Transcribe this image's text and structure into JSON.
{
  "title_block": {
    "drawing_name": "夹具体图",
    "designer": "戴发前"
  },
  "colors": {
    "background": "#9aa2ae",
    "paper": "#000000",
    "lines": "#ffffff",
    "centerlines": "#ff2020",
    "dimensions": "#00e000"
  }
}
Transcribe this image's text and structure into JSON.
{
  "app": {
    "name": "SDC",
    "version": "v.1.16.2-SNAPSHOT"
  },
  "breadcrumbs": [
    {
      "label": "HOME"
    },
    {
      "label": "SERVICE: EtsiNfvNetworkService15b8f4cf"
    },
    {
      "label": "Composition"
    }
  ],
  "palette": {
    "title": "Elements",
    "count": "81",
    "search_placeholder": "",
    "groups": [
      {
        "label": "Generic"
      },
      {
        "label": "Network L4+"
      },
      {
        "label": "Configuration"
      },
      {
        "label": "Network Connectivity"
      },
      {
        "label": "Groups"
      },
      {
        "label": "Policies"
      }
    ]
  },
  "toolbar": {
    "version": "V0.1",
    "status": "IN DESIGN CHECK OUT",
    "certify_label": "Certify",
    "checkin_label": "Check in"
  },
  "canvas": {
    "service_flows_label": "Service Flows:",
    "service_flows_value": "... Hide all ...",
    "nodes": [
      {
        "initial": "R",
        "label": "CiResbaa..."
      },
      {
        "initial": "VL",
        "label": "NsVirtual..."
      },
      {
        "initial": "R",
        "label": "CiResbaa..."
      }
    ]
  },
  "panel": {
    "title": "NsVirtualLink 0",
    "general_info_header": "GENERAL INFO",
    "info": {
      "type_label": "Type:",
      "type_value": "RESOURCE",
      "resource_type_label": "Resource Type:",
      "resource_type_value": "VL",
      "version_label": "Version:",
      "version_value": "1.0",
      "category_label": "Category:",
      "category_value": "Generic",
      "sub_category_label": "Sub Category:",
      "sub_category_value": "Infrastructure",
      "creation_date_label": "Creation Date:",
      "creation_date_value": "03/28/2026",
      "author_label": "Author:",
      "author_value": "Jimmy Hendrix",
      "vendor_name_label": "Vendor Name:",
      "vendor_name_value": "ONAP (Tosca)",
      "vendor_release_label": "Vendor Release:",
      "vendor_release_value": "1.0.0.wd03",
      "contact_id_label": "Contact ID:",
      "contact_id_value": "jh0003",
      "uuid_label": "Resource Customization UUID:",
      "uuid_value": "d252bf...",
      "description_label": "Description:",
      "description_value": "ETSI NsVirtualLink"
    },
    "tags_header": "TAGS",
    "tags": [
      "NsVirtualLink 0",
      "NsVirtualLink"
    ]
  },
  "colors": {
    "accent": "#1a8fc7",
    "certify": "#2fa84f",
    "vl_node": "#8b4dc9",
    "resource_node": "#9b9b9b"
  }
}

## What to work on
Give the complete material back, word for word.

## Answer box
Transcribe this image's text and structure into JSON.
{
  "title_block": {
    "drawing_name": "夹具体图",
    "designer": "戴发前"
  },
  "colors": {
    "background": "#9aa2ae",
    "paper": "#000000",
    "lines": "#ffffff",
    "centerlines": "#ff2020",
    "dimensions": "#00e000"
  }
}
Transcribe this image's text and structure into JSON.
{
  "app": {
    "name": "SDC",
    "version": "v.1.16.2-SNAPSHOT"
  },
  "breadcrumbs": [
    {
      "label": "HOME"
    },
    {
      "label": "SERVICE: EtsiNfvNetworkService15b8f4cf"
    },
    {
      "label": "Composition"
    }
  ],
  "palette": {
    "title": "Elements",
    "count": "81",
    "search_placeholder": "",
    "groups": [
      {
        "label": "Generic"
      },
      {
        "label": "Network L4+"
      },
      {
        "label": "Configuration"
      },
      {
        "label": "Network Connectivity"
      },
      {
        "label": "Groups"
      },
      {
        "label": "Policies"
      }
    ]
  },
  "toolbar": {
    "version": "V0.1",
    "status": "IN DESIGN CHECK OUT",
    "certify_label": "Certify",
    "checkin_label": "Check in"
  },
  "canvas": {
    "service_flows_label": "Service Flows:",
    "service_flows_value": "... Hide all ...",
    "nodes": [
      {
        "initial": "R",
        "label": "CiResbaa..."
      },
      {
        "initial": "VL",
        "label": "NsVirtual..."
      },
      {
        "initial": "R",
        "label": "CiResbaa..."
      }
    ]
  },
  "panel": {
    "title": "NsVirtualLink 0",
    "general_info_header": "GENERAL INFO",
    "info": {
      "type_label": "Type:",
      "type_value": "RESOURCE",
      "resource_type_label": "Resource Type:",
      "resource_type_value": "VL",
      "version_label": "Version:",
      "version_value": "1.0",
      "category_label": "Category:",
      "category_value": "Generic",
      "sub_category_label": "Sub Category:",
      "sub_category_value": "Infrastructure",
      "creation_date_label": "Creation Date:",
      "creation_date_value": "03/28/2026",
      "author_label": "Author:",
      "author_value": "Jimmy Hendrix",
      "vendor_name_label": "Vendor Name:",
      "vendor_name_value": "ONAP (Tosca)",
      "vendor_release_label": "Vendor Release:",
      "vendor_release_value": "1.0.0.wd03",
      "contact_id_label": "Contact ID:",
      "contact_id_value": "jh0003",
      "uuid_label": "Resource Customization UUID:",
      "uuid_value": "d252bf...",
      "description_label": "Description:",
      "description_value": "ETSI NsVirtualLink"
    },
    "tags_header": "TAGS",
    "tags": [
      "NsVirtualLink 0",
      "NsVirtualLink"
    ]
  },
  "colors": {
    "accent": "#1a8fc7",
    "certify": "#2fa84f",
    "vl_node": "#8b4dc9",
    "resource_node": "#9b9b9b"
  }
}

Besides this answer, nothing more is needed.